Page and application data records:

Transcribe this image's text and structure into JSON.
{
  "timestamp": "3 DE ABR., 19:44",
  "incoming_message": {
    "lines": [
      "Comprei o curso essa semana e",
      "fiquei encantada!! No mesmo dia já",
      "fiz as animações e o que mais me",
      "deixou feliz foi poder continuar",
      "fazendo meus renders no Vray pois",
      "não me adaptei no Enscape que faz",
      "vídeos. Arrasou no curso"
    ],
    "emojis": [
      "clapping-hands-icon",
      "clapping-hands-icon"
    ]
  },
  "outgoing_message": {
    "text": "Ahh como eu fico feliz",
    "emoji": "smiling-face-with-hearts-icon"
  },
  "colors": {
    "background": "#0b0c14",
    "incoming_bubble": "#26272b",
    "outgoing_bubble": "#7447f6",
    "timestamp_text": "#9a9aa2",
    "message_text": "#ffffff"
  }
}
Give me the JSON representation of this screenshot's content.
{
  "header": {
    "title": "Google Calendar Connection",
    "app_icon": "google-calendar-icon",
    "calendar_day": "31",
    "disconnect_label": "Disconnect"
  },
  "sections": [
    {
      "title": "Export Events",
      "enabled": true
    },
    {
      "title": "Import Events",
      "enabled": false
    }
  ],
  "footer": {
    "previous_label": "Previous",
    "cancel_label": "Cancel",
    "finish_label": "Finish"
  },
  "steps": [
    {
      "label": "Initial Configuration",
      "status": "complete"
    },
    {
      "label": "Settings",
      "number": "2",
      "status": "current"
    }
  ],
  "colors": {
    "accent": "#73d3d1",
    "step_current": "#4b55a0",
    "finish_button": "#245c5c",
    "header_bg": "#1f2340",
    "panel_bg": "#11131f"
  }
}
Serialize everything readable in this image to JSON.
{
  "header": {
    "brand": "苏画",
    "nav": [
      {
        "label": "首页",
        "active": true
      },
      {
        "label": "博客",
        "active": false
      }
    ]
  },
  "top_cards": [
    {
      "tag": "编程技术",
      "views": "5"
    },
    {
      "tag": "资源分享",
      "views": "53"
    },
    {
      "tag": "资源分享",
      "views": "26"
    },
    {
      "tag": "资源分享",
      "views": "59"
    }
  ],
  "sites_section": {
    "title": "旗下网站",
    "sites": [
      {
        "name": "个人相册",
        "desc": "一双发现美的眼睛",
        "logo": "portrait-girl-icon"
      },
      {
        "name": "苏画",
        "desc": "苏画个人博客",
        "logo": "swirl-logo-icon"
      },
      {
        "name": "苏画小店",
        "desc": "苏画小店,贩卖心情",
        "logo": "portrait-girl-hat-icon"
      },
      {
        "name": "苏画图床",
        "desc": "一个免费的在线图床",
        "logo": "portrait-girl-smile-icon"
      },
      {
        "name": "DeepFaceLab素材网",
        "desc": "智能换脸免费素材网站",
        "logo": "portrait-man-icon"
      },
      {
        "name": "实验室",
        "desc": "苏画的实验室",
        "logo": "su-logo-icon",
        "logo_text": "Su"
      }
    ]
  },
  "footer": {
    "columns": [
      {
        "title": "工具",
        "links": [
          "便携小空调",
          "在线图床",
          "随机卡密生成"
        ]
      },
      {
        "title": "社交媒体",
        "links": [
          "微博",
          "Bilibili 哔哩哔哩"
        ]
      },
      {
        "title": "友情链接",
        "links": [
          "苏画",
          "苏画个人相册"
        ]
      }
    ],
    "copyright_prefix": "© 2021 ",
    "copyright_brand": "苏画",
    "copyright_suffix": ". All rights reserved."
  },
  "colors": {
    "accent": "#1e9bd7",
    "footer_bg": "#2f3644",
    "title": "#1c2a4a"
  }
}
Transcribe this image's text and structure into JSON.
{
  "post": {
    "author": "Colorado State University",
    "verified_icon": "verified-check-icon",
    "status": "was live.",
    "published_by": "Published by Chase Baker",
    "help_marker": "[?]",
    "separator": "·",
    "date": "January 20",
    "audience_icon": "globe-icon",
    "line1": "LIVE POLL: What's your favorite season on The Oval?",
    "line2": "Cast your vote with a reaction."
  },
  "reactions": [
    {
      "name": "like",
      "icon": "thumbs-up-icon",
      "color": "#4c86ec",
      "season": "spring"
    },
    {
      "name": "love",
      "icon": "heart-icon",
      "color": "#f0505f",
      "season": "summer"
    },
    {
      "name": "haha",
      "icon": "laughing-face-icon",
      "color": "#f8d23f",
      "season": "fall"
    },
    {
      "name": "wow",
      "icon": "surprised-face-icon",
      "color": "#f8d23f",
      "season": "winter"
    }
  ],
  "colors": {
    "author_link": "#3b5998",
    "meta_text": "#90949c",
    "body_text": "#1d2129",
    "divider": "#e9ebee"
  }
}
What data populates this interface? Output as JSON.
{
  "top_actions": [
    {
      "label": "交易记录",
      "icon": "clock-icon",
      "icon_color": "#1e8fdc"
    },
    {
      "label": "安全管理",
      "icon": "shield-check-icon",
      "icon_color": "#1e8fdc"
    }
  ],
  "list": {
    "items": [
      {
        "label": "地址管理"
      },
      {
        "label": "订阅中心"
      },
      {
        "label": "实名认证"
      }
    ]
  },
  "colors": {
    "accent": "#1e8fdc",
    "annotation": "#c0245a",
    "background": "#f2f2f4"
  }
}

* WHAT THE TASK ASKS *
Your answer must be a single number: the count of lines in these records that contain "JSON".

* SOLUTION *
5